Making a deal

Sir John Forrest, Trans-Australian Railway

Complex deals were an integral part of the Australasian Constitutional Conventions of the 1890s. Western Australia was able to negotiate a deal to phase out the protective tariffs it had imposed on the importation of goods from the eastern colonies of Australia over a ten year period, rather than immediately abandon them on entering the Federation. This was enshrined in the Constitution as Clause 95. The other key concession Forrest pushed for was a guarantee that the Commonwealth would build a railway to link Western Australia with the rest of the nation.

Politicians from the eastern colonies were reluctant to grant any further concessions to Western Australia. While happy to pledge to eventually build a trans-continental railway, they refused to make the construction of the railway a condition of entry to the Commonwealth. The response of Alfred Deakin, the Victorian politician prominent in the federal movement who became Australia's second Prime Minister, was encouraging but noncommittal.

The reality that Western Australia needed the rest of the continent more than it needed Western Australia is shown in a letter to John Kirwan, editor of the Kalgoorlie Miner, from George Reid, the Premier of New South Wales and a future Prime Minister of Australia.

May 11, '99

Dear Mr Kirwan I beg to thank you for your letter of 6th instant. The matter of the trans-continental railway cannot be reasonably taken until after federation, and clearly without federation it will never be taken - 'never' meaning in this case a period of time sufficiently near eternity - Yours very truly

G.H. Reid

In the end, John Forrest's appeals for further concessions were rejected, and realising Western Australia would never get a better deal, he campaigned in favour of Federation. While some people, like Frederick Vosper, campaigned for the 'No' case on the grounds that it was a poor deal, most Western Australians feared they would be offered fewer concessions if they did not enter the Commonwealth as an original State.

The Colonial Secretary Joseph Chamberlain made it clear that a united Australian continent was the preferred outcome for Britain by putting pressure on the Western Australian Parliament to allow the referendum to be held. Meeting with Colonial delegates in London in 1900 to discuss the proposed Australian Constitution, Parker, the Western Australian representative sent by Forrest to observe proceedings, watched as the Australian Constitution Act was sent through the House of Commons, passed and sent for royal assent even before Western Australia had agreed to hold a vote on the issue.

Focus questions

Key words

 Campaign

Constitution

Negotiation

Trans-continental railway

Concessions

Delegates

Australian Constitution Act

Further reading

Australian Government Federal Register of Legislation - Commonwealth of Australia Constitution Act

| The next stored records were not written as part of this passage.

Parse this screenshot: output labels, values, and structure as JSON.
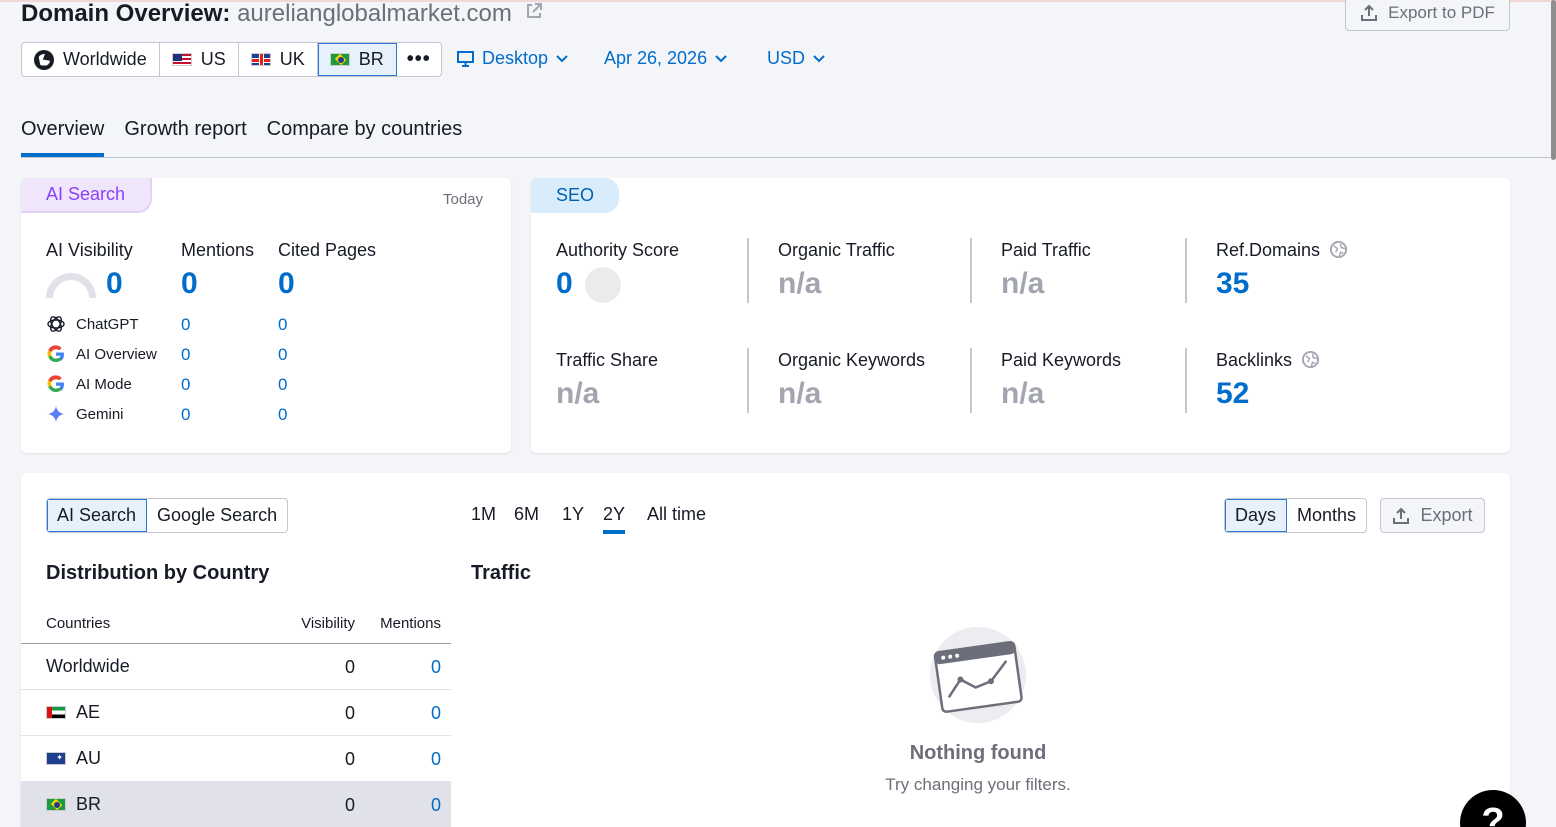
{
  "header": {
    "title": "Domain Overview:",
    "domain": "aurelianglobalmarket.com",
    "export_pdf": "Export to PDF"
  },
  "databases": [
    {
      "label": "Worldwide",
      "flag": "globe",
      "active": false
    },
    {
      "label": "US",
      "flag": "us",
      "active": false
    },
    {
      "label": "UK",
      "flag": "uk",
      "active": false
    },
    {
      "label": "BR",
      "flag": "br",
      "active": true
    }
  ],
  "filters": {
    "more": "•••",
    "device": "Desktop",
    "date": "Apr 26, 2026",
    "currency": "USD"
  },
  "tabs": [
    "Overview",
    "Growth report",
    "Compare by countries"
  ],
  "ai_search": {
    "badge": "AI Search",
    "date_label": "Today",
    "metrics": {
      "visibility_label": "AI Visibility",
      "visibility_value": "0",
      "mentions_label": "Mentions",
      "mentions_value": "0",
      "cited_label": "Cited Pages",
      "cited_value": "0"
    },
    "engines": [
      {
        "name": "ChatGPT",
        "icon": "chatgpt-icon",
        "mentions": "0",
        "cited": "0"
      },
      {
        "name": "AI Overview",
        "icon": "google-icon",
        "mentions": "0",
        "cited": "0"
      },
      {
        "name": "AI Mode",
        "icon": "google-icon",
        "mentions": "0",
        "cited": "0"
      },
      {
        "name": "Gemini",
        "icon": "gemini-icon",
        "mentions": "0",
        "cited": "0"
      }
    ]
  },
  "seo": {
    "badge": "SEO",
    "authority_label": "Authority Score",
    "authority_value": "0",
    "organic_traffic_label": "Organic Traffic",
    "organic_traffic_value": "n/a",
    "paid_traffic_label": "Paid Traffic",
    "paid_traffic_value": "n/a",
    "ref_domains_label": "Ref.Domains",
    "ref_domains_value": "35",
    "traffic_share_label": "Traffic Share",
    "traffic_share_value": "n/a",
    "organic_keywords_label": "Organic Keywords",
    "organic_keywords_value": "n/a",
    "paid_keywords_label": "Paid Keywords",
    "paid_keywords_value": "n/a",
    "backlinks_label": "Backlinks",
    "backlinks_value": "52"
  },
  "distribution": {
    "source_toggle": [
      "AI Search",
      "Google Search"
    ],
    "title": "Distribution by Country",
    "columns": [
      "Countries",
      "Visibility",
      "Mentions"
    ],
    "rows": [
      {
        "country": "Worldwide",
        "flag": "",
        "visibility": "0",
        "mentions": "0"
      },
      {
        "country": "AE",
        "flag": "ae",
        "visibility": "0",
        "mentions": "0"
      },
      {
        "country": "AU",
        "flag": "au",
        "visibility": "0",
        "mentions": "0"
      },
      {
        "country": "BR",
        "flag": "br",
        "visibility": "0",
        "mentions": "0",
        "selected": true
      }
    ]
  },
  "traffic": {
    "periods": [
      "1M",
      "6M",
      "1Y",
      "2Y",
      "All time"
    ],
    "active_period": "2Y",
    "granularity": [
      "Days",
      "Months"
    ],
    "export": "Export",
    "title": "Traffic",
    "empty_title": "Nothing found",
    "empty_subtitle": "Try changing your filters."
  },
  "help": "?",
  "colors": {
    "accent": "#006dca",
    "ai_purple": "#8a3ffc",
    "muted": "#a3a6b0"
  }
}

Museum of Australian Democracy - Road to Federation

 

Letter from George Reid, 1899

Speech by Sir John Forrest, on the federation of Australia

Memorandum from the Premier of WA

Letter from Alfred Deakin, 1899

Prev Next